clock menu more-arrow no yes mobile

Filed under:

What the Patriots offense has to do to beat the Bears

Three keys to the game for New England’s offense.

NFL: Kansas City Chiefs at New England Patriots David Butler II-USA TODAY Sports

The New England Patriots offense showed some encouraging progress over the last three games. Scoring 38, 38 and 43 points during their current three-game winning streak, Tom Brady and company appeared to have finally found their rhythm after an inconsistent start to the season. Today, however, the unit will face its biggest challenge since the Jacksonville Jaguars defense in week two: a Chicago Bears team that ranks fourth in the league after allowing just 19.2 points per game so far.

New England – shorthanded due to injuries suffered by starting right tackle Marcus Cannon and tight ends Rob Gronkowski and Jacob Hollister – therefore needs to play its best football. In order to do that and come away with a victory, three things need to be done.

Keep Tom Brady clean

Making sure that quarterback Tom Brady is given space and time in the pocket is something that needs to be high up on the Patriots’ list of priorities every single week. However, against a defense like Chicago’s, this rings especially true. After all, the Bears are one of the NFL’s best clubs when it comes to pressuring opposing passers and taking them down for a loss of yardage: only two teams average more sacks per game than Chicago’s 3.6.

After some questions earlier this week when it comes to the availability of star pass rusher Khalil Mack, the unit will be at full strength today: Mack, who leads the team with 5.0 sacks and is coming off an ankle injury, is expected to be active against the Patriots. New England, meanwhile, will be without stalwart right tackle Marcus Cannon who has already been declared “out” on Friday after suffering a concussion during last Sunday’s game. In Cannon’s place, LaAdrian Waddle will start at right tackle and go against Mack.

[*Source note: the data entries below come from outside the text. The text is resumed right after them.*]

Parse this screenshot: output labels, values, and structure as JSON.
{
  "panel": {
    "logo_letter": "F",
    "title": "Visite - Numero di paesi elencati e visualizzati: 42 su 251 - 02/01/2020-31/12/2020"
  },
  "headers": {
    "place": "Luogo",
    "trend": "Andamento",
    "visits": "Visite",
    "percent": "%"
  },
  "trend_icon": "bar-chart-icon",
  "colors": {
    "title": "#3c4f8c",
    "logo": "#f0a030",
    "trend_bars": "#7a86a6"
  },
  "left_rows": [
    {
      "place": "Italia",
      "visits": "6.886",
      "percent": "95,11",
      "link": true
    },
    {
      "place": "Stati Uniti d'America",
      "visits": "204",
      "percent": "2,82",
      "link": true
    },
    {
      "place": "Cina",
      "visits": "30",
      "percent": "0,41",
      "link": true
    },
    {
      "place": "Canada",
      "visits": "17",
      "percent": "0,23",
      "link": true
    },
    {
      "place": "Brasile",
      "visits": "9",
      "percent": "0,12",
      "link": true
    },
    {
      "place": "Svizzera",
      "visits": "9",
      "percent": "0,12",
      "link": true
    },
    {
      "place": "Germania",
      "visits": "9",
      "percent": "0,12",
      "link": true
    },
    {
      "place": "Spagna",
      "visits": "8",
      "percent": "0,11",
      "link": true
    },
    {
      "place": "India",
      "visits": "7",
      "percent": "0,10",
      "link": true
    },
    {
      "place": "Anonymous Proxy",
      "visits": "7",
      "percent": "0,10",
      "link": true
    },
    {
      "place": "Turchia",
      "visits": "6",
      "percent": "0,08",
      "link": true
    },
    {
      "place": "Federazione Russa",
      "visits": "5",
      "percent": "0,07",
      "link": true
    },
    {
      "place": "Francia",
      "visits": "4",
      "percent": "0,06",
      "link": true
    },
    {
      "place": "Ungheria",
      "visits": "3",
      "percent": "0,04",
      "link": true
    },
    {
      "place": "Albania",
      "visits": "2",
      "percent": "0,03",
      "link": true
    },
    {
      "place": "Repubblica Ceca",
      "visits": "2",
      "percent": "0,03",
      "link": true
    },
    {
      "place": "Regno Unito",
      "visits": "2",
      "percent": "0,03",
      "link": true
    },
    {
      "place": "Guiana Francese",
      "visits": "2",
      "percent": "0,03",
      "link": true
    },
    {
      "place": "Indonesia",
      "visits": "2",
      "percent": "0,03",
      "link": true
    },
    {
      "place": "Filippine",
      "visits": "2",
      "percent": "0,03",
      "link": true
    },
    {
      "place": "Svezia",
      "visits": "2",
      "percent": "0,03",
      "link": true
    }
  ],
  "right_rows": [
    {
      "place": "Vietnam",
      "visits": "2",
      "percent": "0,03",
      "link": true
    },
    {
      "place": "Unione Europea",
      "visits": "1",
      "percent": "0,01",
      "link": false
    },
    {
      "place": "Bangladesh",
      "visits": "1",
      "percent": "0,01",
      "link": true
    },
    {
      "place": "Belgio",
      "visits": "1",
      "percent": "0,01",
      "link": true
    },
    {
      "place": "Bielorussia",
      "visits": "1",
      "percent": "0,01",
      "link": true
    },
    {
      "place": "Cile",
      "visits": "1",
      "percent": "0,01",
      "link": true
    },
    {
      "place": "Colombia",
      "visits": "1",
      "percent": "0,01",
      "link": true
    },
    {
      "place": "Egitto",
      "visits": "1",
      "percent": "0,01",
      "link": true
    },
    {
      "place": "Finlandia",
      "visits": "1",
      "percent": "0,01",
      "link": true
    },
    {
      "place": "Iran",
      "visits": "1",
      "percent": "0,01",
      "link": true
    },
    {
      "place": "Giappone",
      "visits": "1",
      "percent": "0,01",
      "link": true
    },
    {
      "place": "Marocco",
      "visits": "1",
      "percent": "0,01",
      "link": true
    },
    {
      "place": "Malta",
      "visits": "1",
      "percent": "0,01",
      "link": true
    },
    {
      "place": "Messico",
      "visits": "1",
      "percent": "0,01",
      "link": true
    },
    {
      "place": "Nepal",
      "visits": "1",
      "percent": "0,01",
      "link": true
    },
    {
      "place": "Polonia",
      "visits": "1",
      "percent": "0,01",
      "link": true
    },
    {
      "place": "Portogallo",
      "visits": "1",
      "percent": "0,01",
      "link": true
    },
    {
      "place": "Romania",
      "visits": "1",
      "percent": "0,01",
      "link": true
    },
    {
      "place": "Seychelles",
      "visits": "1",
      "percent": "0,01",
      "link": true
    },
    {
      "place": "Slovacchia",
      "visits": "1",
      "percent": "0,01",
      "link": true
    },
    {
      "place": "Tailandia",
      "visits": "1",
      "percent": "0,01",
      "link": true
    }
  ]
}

Naturally, this matchup favors the Bears. The ex-Oakland Raider is far from the only player to worry about from New England’s perspective, though: defensive tackle and ex-Patriot Akiem Hicks is one of the NFL’s most productive interior rushers, while the rest of the front seven has also shown tremendous ability to get after the quarterback. After allowing only two sacks over the last three games, Dante Scarnecchia’s unit therefore needs to bring its A-game not just when it comes to slowing down Mack.

Don’t get greedy

The Patriots and especially Tom Brady have a tendency to try to make something out of nothing this season with oftentimes negative results: at multiple points over the first six games, the greatest quarterback of all time tried to force a play when the better decision would have been to just throw the football away or take a sack. This, in turn, led to an increased number of Patriots turnovers this season.

Now, New England has to go against one of the NFL’s premier squads when it comes to taking the football away: the Bears defense registered a league-best 14 takeaways so far this season. Chicago came away with 10 interceptions and also recovered four fumbles. All in all, 24.1% of the team’s defensive drives ended in a takeaway, which is clearly the best number in all of football.

Taking care of the ball is therefore imperative for New England. One way to do that is by limiting the risk of negative plays through smart decisions and not trying to get greedy when no chance to gain yards presents itself.

Use misdirection to gain an advantage

One of Chicago’s defensive strengths is the athleticism of its linebacker corps. Led by the aforementioned Khalil Mack, former first-round draft picks Roquan Smith and Leonard Floyd, and veteran Danny Trevathan, the group has been able to play aggressively against both the run and the pass and so far held its own in both areas.

But while this approach has yielded very good results for the Bears defense this season, New England could try to take advantage of it by challenging the linebackers’ instincts and quickness through misdirection plays. Whether it is classic play-action passes or more elaborate schemes like jet sweeps or reverse runs, Patriots offensive coordinator Josh McDaniels should try to put pressure on Chicago’s hyper-athletic linebackers early and often.

Why? Misdirection counteracts defensive aggressiveness by forcing players to trust their eyes and knowledge of an opponent over their athleticism and instincts – and the Patriots have the right personnel to attack the Bears’ hyper-athletic linebacker group that way. Don’t be surprised therefore to see Julian Edelman or Cordarrelle Patterson carry the football, or to see Sony Michel get regular carries early on against one of the best run defenses in the NFL.